Bryant will deliver his speech at 5 p.m. in the House chamber at the Capitol in Jackson. The governor's address and Wiseman's response will both air on Mississippi Public Broadcasting television and radio. The Democratic trust taped Wiseman's response on Tuesday in Jackson.
"I'm tremendously honored to be selected," Wiseman said. "As a proud Democrat, it means a great deal to me, personally, that the party asked me to make an official response."
Mississippi Democratic Trust Director Brandon Jones said the organization chose Wiseman for his leadership qualities and the fact he dealt daily with state policies on the local level.
"Parker is just an outstanding leader," Jones said. "People who have gotten to know him see him as a rising star in this state. I've been very impressed with Parker's leadership there in Starkville.
"Almost every law that is passed at the state capitol has a big impact on our communities," Jones added. "So I think mayors, (aldermen) and supervisors in Mississippi are uniquely positioned to address whether what the legislature is doing works."
Wiseman, who received and accepted the response duty on Friday, said he agreed that a local official could bring a particularly relevant counter-perspective to the Republican governor's policies and platform, especially since he said Mississippi Democrats found their most recent political successes largely in mayoral races across the state.
He said this evening's response would highlight Starkville's recent achievements, including more than 100 new businesses opening in the city over the past five years and C Spire's selecting Starkville last fall as one of the first nine cities in Mississippi whose residents will have access to 1-gigabit per second fiber Internet service.
"This is a wonderful opportunity for us as a city because it gives me the opportunity to showcase some of the wonderful things that are happening here in Starkville," Wiseman said.
Over the past year, Wiseman said he had particularly been disappointed with the positions Bryant and Republicans in the legislature had taken on education funding and heath care issues. He cited the state's $292 million shortfall for funding the Mississippi Adequate Education Program and the legislature's refusal to adopt any kind of program to use federal dollars to expand Medicaid coverage to about 300,000 additional Mississippians.
With 25 states having already expanded Medicaid under the federal Affordable Care Act and 12 others either discussing or negotiating ways to utilize federal funds for some type of coverage expansion, Wiseman said that left Mississippi behind in a shrinking minority of holdouts who were essentially denying affordable health care coverage to the working poor.

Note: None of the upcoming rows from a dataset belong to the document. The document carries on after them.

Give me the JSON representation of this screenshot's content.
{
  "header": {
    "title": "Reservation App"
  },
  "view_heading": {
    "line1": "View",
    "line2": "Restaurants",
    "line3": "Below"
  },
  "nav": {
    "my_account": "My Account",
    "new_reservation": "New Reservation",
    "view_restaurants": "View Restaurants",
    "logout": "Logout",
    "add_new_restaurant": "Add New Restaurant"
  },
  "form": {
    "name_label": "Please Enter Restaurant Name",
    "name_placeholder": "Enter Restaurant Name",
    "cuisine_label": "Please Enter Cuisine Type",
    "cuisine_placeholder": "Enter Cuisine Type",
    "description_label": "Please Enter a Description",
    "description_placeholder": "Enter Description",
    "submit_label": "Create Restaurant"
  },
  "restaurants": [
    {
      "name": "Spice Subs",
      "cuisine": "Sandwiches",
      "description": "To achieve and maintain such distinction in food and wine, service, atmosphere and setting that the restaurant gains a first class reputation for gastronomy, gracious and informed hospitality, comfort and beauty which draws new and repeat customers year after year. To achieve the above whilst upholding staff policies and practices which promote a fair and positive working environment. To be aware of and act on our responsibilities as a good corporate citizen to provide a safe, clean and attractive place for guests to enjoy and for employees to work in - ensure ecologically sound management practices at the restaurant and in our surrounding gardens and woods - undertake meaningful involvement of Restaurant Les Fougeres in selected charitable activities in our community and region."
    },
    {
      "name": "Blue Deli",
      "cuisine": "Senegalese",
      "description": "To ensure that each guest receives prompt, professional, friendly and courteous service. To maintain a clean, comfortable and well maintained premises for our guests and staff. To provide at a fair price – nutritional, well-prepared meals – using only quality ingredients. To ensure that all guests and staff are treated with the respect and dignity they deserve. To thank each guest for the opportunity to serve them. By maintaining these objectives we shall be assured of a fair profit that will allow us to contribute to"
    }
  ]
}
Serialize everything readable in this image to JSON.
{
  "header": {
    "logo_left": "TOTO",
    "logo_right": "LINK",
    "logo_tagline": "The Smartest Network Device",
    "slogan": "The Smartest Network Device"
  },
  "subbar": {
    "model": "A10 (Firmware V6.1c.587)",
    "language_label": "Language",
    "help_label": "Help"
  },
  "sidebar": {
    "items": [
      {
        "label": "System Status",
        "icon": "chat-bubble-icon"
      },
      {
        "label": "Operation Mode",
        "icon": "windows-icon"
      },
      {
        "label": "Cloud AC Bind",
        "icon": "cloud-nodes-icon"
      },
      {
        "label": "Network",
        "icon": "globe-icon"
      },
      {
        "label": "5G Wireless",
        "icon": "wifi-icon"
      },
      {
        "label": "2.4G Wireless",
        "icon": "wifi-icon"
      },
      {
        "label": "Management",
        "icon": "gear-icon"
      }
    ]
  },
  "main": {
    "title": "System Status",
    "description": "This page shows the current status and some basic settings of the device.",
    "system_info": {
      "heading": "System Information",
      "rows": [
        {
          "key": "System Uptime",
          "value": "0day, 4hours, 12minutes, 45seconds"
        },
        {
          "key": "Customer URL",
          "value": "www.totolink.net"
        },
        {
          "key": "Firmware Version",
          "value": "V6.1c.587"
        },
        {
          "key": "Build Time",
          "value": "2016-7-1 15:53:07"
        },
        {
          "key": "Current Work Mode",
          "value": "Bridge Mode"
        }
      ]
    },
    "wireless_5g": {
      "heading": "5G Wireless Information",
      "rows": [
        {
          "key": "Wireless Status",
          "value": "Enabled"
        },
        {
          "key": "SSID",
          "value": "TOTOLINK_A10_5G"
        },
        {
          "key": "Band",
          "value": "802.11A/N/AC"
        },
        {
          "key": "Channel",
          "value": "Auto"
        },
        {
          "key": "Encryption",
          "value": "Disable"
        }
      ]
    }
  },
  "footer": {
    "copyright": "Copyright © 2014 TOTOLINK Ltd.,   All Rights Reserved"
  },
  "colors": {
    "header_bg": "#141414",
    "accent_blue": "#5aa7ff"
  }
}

"In the poorest state of the union, that is an atrocity," Wiseman said. "We have 300,000 citizens who could have access to health care under Medicaid expansion and 100 percent of that cost would have been covered by the federal government this year. Regardless of how you feel about the Affordable Care Act, I don't see how you can look at those 300,000 citizens eye-to-eye and tell them that they are effectively without access to adequate health care because you don't like the law politically."